With three successful versions since the original A Star is Born in 1937, many accomplished actresses have tackled this film’s challenging leading role. Joining the ranks of Judy Garland and Barbra Steisand, Lady Gaga stars in the 2018 remake as Ally, a struggling singer who reaches stardom as her famous boyfriend loses his own place in the firmament. The film made excellent use of Gaga’s powerful vocal abilities and touching vulnerability. Aside from her incredible career as a singer and performer, Lady Gaga studied at LSTFI and has made a name for herself as a successful actress in recent years as well.
9. Taxi Driver — Harvey Keitel
This gritty drama from the mid-‘70s featured a young Robert DeNiro and an even younger Jodie Foster. But it also starred Strasberg alum, Harvey Keitel. Keitel plays a ruthless pimp to Foster’s underage prostitute, and DeNiro’s character, Travis Bickle, ultimately engages in a gun battle with Keitel’s character. Although his screen time is limited, Keitel has riveted audiences for decades since, in projects ranging from The Last Temptation of Christ (1988) to The Irishman (2019). For more than two decades, Keitel served as co-president of the Actor’s Studio.
10. Some Like It Hot — Marilyn Monroe
Considered one of the greatest comedies of all time, Some Like it Hot film features two men on the run, forced by circumstances to pose as young women in a traveling band. While the men do get their fair share of laughs, it was Marilyn Monroe, as a sweet singer named Sugar, who undoubtedly stole the show. The men are caught in an intense competition for Sugar’s affection, all the while attempting to maintain their disguises as female band members. The 1959 comedy highlighted Monroe’s legendary charms, showcasing her not only as a “blonde bombshell” but as a skilled and technical comedic actress. The film was both a critical and commercial success – and won Monroe a Golden Globe for Best Actress!

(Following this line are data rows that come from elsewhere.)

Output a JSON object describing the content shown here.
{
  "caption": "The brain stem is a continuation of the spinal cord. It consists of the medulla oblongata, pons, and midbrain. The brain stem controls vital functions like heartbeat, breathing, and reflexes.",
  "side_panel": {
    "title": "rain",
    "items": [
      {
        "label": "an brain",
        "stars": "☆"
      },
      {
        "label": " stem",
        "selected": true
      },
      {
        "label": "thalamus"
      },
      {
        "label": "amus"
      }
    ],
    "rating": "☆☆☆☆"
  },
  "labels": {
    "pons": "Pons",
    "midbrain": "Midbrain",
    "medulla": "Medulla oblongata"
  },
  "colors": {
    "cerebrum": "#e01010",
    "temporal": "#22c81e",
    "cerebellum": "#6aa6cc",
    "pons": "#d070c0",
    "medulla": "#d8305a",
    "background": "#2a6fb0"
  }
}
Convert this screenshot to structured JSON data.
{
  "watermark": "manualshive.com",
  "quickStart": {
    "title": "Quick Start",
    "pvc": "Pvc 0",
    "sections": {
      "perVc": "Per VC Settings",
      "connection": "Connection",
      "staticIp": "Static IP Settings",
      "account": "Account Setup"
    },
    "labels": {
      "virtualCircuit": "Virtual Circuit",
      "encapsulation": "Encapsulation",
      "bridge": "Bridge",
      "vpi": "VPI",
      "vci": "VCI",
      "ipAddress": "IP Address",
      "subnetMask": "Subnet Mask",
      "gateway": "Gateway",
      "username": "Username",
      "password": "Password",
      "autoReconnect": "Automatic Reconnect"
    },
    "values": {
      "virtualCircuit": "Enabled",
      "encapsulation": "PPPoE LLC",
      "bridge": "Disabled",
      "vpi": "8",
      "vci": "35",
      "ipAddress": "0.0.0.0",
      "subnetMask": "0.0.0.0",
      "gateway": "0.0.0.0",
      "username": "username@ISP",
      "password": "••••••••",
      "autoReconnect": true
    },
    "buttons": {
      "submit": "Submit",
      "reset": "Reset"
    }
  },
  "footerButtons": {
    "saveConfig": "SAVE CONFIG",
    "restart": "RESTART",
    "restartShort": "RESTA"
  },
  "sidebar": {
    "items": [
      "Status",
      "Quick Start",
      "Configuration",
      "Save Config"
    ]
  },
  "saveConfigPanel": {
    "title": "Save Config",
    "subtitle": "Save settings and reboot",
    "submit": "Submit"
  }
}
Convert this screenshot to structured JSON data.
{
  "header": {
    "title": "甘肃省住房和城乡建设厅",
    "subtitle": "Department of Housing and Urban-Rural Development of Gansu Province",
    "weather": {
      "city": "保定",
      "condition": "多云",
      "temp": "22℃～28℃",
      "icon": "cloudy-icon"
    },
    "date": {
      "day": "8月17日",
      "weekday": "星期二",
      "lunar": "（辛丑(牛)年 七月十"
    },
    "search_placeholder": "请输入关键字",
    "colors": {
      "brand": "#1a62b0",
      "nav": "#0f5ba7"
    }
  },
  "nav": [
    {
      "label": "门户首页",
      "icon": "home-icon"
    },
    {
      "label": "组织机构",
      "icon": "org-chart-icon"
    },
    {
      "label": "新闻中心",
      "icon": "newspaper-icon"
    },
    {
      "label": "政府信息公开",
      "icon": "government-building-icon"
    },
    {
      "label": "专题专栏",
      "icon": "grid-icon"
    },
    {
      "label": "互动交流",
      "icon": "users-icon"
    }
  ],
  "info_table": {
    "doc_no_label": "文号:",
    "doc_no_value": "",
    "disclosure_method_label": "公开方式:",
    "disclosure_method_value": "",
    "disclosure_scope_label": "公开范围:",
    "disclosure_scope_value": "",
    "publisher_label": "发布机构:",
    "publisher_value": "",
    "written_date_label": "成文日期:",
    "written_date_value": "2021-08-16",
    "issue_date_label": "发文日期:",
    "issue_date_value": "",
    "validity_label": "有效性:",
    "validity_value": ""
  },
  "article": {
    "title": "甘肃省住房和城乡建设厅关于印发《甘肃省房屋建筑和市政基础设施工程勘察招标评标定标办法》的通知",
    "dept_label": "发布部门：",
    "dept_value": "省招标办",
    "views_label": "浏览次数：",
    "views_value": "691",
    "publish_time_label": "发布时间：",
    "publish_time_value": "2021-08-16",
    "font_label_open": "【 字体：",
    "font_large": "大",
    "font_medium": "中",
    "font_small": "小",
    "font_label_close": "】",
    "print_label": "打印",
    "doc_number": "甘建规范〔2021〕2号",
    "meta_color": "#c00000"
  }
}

BONUS: Mike Nichols’ The Graduate
If you’ve blazed through all 10 films in quarantine and are looking for more, this one’s for you! This 1967 romantic comedy features the work of not one but three talented Method Actors. Dustin Hoffman stars in the film as Benjamin Braddock, a young college graduate seduced by an older woman, Mrs. Robinson, played by Anne Bancroft. A true Method Acting movie, both Hoffman and Bancroft – as well as the film’s director, Mike Nichols – all studied under Lee Strasberg at the Actors Studio! The comedy was a smashing success and became the highest grossing film of 1967 worldwide, an incredible feat given that the year is widely considered one of the most ground-breaking in film history. In total, the film amassed an impressive 41 award nominations, even nabbing an Academy Award for Best Director.